Troubleshooting and debugging

General tips on debugging Converse

When debugging Converse, always make sure that you pass in debug: true to the converse.initialize call.

Converse will then log debug information to the browser’s developer console. Open the developer console and study the data that is logged to it.

Strope.js the underlying XMPP library which Converse uses, swallows errors, so that messaging can continue in cases where non-critical errors occur.

This is a useful feature and provides more stability, but it makes debugging trickier, because the app doesn’t crash when something goes wrong somewhere.

That’s why checking the debug output in the browser console is so important. If something goes wrong somewhere, the error will be logged there and you’ll be able to see it.

Additionally, Converse will in debug mode also log all XMPP stanzas (the XML snippets being sent between it and the server) to the console. This is very useful for debugging issues relating to the XMPP protocol.

For example, if a message or presence update doesn’t appear, one of the first things you can do is to set debug: true and then to check in the console whether the relevant XMPP stanzas are actually logged (which would mean that they were received by Converse). If they’re not logged, then the problem is more likely on the XMPP server’s end (perhaps a misconfiguration?). If they are logged, then there might be a bug or misconfiguration in Converse.

Performance issues with large rosters

Effort has been made to benchmark and optimize Converse to work with large rosters.

See for example the benchmarking tests in spec/profiling.js which can be used together with the profiling features of Chrome to find bottlenecks in the code.

However, with large rosters (more than 1000 contacts), rendering in Converse slows down a lot and it may become intolerably slow.

One simple trick to improve performance is to set show_only_online_users: true.
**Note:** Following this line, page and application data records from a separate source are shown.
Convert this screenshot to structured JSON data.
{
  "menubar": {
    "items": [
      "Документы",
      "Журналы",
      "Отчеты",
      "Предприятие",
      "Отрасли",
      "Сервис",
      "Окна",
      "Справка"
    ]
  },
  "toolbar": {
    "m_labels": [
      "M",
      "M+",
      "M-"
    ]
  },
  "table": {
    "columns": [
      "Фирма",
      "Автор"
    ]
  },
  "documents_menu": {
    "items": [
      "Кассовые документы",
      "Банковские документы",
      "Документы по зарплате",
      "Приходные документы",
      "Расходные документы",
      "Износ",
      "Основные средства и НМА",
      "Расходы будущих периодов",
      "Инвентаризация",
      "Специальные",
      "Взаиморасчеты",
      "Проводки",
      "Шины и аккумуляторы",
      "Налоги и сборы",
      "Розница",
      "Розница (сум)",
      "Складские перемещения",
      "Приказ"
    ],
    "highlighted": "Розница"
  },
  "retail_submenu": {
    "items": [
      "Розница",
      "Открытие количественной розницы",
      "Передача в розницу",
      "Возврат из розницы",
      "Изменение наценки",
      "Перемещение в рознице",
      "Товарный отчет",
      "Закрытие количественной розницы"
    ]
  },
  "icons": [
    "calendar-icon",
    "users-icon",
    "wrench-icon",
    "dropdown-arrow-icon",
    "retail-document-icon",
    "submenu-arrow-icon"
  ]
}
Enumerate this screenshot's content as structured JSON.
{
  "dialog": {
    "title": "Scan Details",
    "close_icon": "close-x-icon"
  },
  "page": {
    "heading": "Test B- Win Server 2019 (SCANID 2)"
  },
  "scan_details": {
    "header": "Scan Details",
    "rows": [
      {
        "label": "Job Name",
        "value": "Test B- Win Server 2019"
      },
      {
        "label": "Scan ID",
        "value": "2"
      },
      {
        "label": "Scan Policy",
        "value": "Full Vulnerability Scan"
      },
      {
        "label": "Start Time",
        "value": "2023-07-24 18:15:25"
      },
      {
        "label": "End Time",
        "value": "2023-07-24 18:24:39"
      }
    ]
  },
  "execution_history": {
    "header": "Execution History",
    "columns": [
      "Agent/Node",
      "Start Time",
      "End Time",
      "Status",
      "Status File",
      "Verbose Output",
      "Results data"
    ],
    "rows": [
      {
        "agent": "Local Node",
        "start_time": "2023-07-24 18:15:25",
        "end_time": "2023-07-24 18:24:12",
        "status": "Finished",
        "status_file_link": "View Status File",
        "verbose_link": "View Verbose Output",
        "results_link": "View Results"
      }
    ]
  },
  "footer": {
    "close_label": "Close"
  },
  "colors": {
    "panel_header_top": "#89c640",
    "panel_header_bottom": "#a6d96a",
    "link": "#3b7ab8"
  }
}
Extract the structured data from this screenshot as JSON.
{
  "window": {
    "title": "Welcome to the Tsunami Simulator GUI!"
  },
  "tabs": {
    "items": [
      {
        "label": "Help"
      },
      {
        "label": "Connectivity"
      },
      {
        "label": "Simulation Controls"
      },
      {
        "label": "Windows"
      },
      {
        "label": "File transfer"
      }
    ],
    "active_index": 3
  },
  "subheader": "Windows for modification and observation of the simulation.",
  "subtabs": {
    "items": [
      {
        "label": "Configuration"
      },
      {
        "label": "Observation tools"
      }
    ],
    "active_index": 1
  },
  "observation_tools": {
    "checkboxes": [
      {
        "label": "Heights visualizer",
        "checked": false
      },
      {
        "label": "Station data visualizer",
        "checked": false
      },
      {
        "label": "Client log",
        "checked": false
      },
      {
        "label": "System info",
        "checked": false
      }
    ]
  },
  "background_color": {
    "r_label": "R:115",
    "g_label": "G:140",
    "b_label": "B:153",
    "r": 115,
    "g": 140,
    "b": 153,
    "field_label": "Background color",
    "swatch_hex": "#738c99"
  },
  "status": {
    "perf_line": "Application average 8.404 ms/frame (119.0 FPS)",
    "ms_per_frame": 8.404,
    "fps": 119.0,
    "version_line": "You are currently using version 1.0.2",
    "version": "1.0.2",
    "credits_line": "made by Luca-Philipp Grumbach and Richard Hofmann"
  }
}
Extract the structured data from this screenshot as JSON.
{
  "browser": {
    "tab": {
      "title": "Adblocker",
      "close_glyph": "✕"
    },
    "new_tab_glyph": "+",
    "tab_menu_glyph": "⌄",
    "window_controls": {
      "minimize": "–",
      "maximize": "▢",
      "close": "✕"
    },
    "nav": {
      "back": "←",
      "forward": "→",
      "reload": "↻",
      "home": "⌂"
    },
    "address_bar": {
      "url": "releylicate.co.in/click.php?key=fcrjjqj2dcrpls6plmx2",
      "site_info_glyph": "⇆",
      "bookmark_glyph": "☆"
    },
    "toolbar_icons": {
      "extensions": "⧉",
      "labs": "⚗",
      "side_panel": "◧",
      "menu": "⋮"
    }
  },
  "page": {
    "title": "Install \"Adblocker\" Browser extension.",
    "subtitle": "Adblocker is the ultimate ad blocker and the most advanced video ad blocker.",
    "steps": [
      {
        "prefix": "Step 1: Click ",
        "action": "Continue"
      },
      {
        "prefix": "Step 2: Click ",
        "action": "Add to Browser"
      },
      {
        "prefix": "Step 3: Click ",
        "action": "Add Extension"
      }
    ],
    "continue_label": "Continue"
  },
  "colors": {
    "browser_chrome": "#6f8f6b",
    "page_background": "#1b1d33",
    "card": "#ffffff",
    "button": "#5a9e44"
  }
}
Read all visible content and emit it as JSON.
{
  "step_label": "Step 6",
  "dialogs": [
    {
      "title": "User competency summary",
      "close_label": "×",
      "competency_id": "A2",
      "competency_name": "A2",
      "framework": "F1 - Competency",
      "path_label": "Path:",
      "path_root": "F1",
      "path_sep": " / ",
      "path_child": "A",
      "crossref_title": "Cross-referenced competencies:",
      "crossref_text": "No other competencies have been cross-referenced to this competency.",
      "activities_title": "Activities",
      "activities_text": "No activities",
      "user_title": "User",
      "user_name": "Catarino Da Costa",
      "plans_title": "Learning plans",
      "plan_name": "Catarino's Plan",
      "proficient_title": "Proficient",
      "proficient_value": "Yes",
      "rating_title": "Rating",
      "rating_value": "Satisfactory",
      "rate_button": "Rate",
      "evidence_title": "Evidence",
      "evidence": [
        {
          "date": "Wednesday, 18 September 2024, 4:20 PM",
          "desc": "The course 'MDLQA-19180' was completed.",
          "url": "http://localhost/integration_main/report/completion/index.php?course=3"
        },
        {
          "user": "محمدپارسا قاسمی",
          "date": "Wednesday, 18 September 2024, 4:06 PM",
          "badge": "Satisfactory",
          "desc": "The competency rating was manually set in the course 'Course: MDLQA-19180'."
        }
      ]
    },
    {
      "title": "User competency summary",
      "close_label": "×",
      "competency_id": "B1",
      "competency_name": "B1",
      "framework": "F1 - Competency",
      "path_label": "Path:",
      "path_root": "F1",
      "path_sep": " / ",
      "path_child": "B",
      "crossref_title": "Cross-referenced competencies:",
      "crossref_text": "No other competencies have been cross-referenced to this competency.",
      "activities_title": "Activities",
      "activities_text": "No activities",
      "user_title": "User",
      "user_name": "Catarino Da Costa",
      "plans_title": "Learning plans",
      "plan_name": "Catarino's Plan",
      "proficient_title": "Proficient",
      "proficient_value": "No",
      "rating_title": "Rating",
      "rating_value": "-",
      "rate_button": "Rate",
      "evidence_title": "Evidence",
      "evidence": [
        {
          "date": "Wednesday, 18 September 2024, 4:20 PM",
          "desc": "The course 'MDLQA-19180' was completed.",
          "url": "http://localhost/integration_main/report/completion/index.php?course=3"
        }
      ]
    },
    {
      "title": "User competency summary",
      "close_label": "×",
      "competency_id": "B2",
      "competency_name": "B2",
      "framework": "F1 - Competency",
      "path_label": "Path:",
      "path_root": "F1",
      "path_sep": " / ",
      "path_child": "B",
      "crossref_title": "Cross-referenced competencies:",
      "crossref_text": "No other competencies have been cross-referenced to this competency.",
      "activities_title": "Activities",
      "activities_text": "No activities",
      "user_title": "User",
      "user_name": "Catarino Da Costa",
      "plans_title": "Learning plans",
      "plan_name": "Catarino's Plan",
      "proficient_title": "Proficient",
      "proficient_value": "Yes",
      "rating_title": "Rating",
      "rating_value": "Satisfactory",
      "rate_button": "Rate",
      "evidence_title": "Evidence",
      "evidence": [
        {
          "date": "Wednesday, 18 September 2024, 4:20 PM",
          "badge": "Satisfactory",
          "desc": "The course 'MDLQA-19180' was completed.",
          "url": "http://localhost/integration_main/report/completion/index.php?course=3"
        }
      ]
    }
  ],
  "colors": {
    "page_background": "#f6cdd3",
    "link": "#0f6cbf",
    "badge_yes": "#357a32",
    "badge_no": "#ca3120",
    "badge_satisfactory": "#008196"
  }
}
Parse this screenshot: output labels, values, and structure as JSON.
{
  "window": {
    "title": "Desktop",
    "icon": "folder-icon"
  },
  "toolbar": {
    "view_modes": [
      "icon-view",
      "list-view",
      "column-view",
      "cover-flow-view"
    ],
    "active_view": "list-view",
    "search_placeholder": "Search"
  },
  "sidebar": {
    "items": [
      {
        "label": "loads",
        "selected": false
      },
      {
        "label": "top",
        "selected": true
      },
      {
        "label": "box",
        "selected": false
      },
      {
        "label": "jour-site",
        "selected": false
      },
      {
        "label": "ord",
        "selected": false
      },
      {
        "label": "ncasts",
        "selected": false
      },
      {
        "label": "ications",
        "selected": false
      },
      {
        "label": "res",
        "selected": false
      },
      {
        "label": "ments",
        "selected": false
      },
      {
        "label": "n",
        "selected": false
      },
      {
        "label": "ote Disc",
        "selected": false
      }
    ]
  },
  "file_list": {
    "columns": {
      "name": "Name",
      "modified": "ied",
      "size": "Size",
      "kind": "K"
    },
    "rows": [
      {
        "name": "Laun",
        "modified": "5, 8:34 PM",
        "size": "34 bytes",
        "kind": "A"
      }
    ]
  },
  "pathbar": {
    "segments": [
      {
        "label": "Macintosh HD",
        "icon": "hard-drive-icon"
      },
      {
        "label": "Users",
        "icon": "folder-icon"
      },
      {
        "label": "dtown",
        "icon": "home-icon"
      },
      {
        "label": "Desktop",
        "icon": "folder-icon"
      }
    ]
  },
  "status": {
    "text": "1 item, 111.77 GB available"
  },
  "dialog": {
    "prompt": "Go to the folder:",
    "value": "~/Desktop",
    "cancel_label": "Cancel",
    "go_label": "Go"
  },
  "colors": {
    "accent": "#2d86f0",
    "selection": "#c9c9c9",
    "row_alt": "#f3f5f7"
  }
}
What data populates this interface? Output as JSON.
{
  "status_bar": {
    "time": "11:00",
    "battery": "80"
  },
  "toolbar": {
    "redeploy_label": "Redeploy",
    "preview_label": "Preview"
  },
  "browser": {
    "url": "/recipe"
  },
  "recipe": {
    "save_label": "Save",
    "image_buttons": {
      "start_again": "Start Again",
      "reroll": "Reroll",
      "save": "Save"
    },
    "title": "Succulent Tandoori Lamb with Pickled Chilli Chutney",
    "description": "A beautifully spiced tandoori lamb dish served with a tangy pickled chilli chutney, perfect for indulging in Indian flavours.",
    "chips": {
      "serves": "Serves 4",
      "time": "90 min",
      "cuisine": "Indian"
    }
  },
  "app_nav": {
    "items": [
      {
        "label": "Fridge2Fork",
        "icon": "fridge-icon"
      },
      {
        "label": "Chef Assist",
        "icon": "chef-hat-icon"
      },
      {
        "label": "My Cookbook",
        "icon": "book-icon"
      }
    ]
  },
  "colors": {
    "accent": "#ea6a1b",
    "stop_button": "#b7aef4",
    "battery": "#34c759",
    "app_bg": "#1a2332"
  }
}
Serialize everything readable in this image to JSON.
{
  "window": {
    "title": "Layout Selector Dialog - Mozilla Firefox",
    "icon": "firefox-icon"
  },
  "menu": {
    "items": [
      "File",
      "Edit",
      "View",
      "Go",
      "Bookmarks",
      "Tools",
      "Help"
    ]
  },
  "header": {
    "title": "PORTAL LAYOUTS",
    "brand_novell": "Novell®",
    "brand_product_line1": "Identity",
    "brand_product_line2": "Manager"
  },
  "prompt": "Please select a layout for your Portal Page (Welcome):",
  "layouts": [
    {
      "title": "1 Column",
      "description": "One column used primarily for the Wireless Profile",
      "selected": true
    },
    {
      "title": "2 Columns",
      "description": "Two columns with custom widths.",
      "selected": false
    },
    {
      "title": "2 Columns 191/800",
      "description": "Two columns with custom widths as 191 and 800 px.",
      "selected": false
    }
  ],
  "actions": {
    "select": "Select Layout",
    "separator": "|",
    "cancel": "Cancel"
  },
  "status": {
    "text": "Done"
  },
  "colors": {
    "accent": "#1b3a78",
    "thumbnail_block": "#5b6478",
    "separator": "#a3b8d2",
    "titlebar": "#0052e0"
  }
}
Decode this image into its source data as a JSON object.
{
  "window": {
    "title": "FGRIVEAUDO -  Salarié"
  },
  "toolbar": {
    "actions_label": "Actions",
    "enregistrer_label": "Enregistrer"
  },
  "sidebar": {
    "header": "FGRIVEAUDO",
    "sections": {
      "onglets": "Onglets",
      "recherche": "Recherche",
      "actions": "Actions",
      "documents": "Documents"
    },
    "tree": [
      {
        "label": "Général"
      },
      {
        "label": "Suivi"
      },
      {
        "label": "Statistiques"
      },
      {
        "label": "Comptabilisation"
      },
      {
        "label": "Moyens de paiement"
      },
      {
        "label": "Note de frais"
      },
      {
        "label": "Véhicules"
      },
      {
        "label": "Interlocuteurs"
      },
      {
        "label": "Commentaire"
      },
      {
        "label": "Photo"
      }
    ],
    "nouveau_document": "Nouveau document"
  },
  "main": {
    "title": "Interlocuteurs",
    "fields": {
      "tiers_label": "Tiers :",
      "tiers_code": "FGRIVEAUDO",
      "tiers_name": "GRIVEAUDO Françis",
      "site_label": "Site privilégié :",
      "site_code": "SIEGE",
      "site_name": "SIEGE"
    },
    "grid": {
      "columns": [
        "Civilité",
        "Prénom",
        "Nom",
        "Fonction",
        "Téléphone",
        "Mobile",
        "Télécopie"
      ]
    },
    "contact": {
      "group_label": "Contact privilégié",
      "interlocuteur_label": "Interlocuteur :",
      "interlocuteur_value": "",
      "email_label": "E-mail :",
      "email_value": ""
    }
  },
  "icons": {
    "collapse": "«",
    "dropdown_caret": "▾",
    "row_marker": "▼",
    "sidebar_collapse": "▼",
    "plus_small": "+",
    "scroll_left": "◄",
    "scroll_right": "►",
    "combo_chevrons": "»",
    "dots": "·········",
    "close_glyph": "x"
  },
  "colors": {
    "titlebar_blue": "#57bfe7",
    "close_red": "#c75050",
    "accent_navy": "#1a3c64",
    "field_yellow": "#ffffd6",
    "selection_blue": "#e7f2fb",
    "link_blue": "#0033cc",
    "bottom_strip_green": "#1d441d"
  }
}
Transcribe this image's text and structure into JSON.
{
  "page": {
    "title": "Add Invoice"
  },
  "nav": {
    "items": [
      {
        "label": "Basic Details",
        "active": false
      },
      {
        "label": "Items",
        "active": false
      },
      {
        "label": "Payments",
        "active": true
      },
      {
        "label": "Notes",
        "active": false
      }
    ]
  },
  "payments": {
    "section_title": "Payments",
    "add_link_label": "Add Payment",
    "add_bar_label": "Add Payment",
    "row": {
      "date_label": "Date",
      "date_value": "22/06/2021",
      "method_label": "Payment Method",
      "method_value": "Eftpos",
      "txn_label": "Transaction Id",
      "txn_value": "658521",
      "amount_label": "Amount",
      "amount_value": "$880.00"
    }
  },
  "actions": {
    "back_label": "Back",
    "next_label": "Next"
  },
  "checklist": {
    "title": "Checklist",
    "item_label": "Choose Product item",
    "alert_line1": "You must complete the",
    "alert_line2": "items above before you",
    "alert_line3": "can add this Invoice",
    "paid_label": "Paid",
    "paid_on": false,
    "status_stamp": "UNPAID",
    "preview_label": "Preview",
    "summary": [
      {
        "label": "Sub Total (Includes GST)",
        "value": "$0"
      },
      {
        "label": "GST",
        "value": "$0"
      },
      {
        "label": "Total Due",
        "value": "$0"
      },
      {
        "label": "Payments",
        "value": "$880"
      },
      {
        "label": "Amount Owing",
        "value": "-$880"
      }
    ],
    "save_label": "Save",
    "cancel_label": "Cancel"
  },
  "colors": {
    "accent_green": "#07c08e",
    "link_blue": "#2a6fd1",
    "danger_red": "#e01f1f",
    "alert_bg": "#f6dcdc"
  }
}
This will (usually) reduce the amount of contacts that get rendered in the roster, which eases one of the remaining performance bottlenecks.

File upload is not working

One of the most common causes for file upload not working is a lack of CORS support by the file server to which the file should be uploaded.

CORS stands for Cross-Origin Resource Sharing (CORS) and is a technique for overcoming browser restrictions related to the same-origin security policy.

For example, if the domain under which you host Converse is example.org, but the domain of your of your HTTP file server (for XEP-0363 HTTP File Upload) is upload.example.org, then the HTTP file server needs to enable CORS.

If you’re not sure what the domain of the HTTP file server is, take a look at the console of your browser’s developer tools.

You might see an error like this one:

Cross-Origin Request Blocked: The Same Origin Policy disallows reading the remote resource at https://example.de:5443/...

You might also see a 404 HTTP response for an OPTIONS request in the Network Tab of your browser’s developer tools.

An OPTIONS request is usually a so-called CORS pre-flight request which is used by the browser to find out whether the endpoint supports Cross-Origin Resource Sharing (CORS).

If you get a 404 response for such a request, then the endpoint does NOT support CORS and the browser will prevent requests from being made to it.

This will prevent you from uploading files to it.

How you solve a CORS-related issue depends on your particular setup, specifically it depends on what you’re using as the HTTP file server.

CORS is enabled by adding an Access-Control-Allow-Origin header, so you’ll have to configure your file server to add this header.